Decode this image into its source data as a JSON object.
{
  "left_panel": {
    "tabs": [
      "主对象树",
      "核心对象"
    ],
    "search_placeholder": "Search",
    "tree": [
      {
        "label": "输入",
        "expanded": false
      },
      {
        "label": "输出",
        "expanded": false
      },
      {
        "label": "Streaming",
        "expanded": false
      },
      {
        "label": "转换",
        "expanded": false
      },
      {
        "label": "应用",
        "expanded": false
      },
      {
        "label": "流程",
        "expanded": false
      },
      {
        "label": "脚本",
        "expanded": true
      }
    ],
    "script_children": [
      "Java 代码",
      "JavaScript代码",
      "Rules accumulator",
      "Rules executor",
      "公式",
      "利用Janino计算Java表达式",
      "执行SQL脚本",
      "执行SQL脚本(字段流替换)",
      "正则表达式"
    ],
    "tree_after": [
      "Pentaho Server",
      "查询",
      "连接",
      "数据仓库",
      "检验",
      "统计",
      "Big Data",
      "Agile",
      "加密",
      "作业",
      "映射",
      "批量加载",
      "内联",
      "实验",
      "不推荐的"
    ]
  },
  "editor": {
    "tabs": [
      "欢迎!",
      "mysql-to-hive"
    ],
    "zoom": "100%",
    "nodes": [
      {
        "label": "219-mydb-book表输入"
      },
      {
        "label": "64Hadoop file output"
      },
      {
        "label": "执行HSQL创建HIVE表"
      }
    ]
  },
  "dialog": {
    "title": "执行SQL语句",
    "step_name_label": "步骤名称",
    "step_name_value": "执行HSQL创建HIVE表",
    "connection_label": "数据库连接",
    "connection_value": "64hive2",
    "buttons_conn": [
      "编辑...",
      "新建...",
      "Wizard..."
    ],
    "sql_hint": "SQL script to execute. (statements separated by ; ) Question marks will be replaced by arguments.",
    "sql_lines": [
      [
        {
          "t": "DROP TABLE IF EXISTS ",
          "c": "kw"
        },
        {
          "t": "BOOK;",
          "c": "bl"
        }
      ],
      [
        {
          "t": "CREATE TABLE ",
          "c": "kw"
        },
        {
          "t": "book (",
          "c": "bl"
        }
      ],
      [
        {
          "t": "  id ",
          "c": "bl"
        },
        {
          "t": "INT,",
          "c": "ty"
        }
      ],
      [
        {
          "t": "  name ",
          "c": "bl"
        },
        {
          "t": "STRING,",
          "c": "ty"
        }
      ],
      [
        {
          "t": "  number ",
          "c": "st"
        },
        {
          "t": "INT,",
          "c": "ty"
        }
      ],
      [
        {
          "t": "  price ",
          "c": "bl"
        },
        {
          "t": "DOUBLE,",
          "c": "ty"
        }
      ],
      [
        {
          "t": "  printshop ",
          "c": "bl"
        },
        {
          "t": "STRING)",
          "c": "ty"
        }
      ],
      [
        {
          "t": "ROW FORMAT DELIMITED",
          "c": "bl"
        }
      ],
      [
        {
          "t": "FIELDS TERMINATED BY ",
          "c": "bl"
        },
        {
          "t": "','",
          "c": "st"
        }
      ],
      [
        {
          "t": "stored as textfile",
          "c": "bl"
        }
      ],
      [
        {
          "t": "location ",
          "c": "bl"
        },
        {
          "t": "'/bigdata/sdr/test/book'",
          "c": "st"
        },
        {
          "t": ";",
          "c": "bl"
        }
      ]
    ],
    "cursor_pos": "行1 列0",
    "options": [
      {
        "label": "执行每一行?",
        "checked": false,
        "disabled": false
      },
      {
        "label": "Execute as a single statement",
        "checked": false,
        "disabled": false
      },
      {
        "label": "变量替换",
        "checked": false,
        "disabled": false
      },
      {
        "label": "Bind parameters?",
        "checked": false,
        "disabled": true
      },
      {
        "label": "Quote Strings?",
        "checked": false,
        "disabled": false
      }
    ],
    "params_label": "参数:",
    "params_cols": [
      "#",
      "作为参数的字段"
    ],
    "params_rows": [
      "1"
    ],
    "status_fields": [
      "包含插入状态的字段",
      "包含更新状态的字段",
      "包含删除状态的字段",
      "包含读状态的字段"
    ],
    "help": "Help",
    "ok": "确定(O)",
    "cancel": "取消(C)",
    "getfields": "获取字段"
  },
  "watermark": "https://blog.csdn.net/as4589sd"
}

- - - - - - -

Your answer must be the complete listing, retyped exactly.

Decode this image into its source data as a JSON object.
{
  "left_panel": {
    "tabs": [
      "主对象树",
      "核心对象"
    ],
    "search_placeholder": "Search",
    "tree": [
      {
        "label": "输入",
        "expanded": false
      },
      {
        "label": "输出",
        "expanded": false
      },
      {
        "label": "Streaming",
        "expanded": false
      },
      {
        "label": "转换",
        "expanded": false
      },
      {
        "label": "应用",
        "expanded": false
      },
      {
        "label": "流程",
        "expanded": false
      },
      {
        "label": "脚本",
        "expanded": true
      }
    ],
    "script_children": [
      "Java 代码",
      "JavaScript代码",
      "Rules accumulator",
      "Rules executor",
      "公式",
      "利用Janino计算Java表达式",
      "执行SQL脚本",
      "执行SQL脚本(字段流替换)",
      "正则表达式"
    ],
    "tree_after": [
      "Pentaho Server",
      "查询",
      "连接",
      "数据仓库",
      "检验",
      "统计",
      "Big Data",
      "Agile",
      "加密",
      "作业",
      "映射",
      "批量加载",
      "内联",
      "实验",
      "不推荐的"
    ]
  },
  "editor": {
    "tabs": [
      "欢迎!",
      "mysql-to-hive"
    ],
    "zoom": "100%",
    "nodes": [
      {
        "label": "219-mydb-book表输入"
      },
      {
        "label": "64Hadoop file output"
      },
      {
        "label": "执行HSQL创建HIVE表"
      }
    ]
  },
  "dialog": {
    "title": "执行SQL语句",
    "step_name_label": "步骤名称",
    "step_name_value": "执行HSQL创建HIVE表",
    "connection_label": "数据库连接",
    "connection_value": "64hive2",
    "buttons_conn": [
      "编辑...",
      "新建...",
      "Wizard..."
    ],
    "sql_hint": "SQL script to execute. (statements separated by ; ) Question marks will be replaced by arguments.",
    "sql_lines": [
      [
        {
          "t": "DROP TABLE IF EXISTS ",
          "c": "kw"
        },
        {
          "t": "BOOK;",
          "c": "bl"
        }
      ],
      [
        {
          "t": "CREATE TABLE ",
          "c": "kw"
        },
        {
          "t": "book (",
          "c": "bl"
        }
      ],
      [
        {
          "t": "  id ",
          "c": "bl"
        },
        {
          "t": "INT,",
          "c": "ty"
        }
      ],
      [
        {
          "t": "  name ",
          "c": "bl"
        },
        {
          "t": "STRING,",
          "c": "ty"
        }
      ],
      [
        {
          "t": "  number ",
          "c": "st"
        },
        {
          "t": "INT,",
          "c": "ty"
        }
      ],
      [
        {
          "t": "  price ",
          "c": "bl"
        },
        {
          "t": "DOUBLE,",
          "c": "ty"
        }
      ],
      [
        {
          "t": "  printshop ",
          "c": "bl"
        },
        {
          "t": "STRING)",
          "c": "ty"
        }
      ],
      [
        {
          "t": "ROW FORMAT DELIMITED",
          "c": "bl"
        }
      ],
      [
        {
          "t": "FIELDS TERMINATED BY ",
          "c": "bl"
        },
        {
          "t": "','",
          "c": "st"
        }
      ],
      [
        {
          "t": "stored as textfile",
          "c": "bl"
        }
      ],
      [
        {
          "t": "location ",
          "c": "bl"
        },
        {
          "t": "'/bigdata/sdr/test/book'",
          "c": "st"
        },
        {
          "t": ";",
          "c": "bl"
        }
      ]
    ],
    "cursor_pos": "行1 列0",
    "options": [
      {
        "label": "执行每一行?",
        "checked": false,
        "disabled": false
      },
      {
        "label": "Execute as a single statement",
        "checked": false,
        "disabled": false
      },
      {
        "label": "变量替换",
        "checked": false,
        "disabled": false
      },
      {
        "label": "Bind parameters?",
        "checked": false,
        "disabled": true
      },
      {
        "label": "Quote Strings?",
        "checked": false,
        "disabled": false
      }
    ],
    "params_label": "参数:",
    "params_cols": [
      "#",
      "作为参数的字段"
    ],
    "params_rows": [
      "1"
    ],
    "status_fields": [
      "包含插入状态的字段",
      "包含更新状态的字段",
      "包含删除状态的字段",
      "包含读状态的字段"
    ],
    "help": "Help",
    "ok": "确定(O)",
    "cancel": "取消(C)",
    "getfields": "获取字段"
  },
  "watermark": "https://blog.csdn.net/as4589sd"
}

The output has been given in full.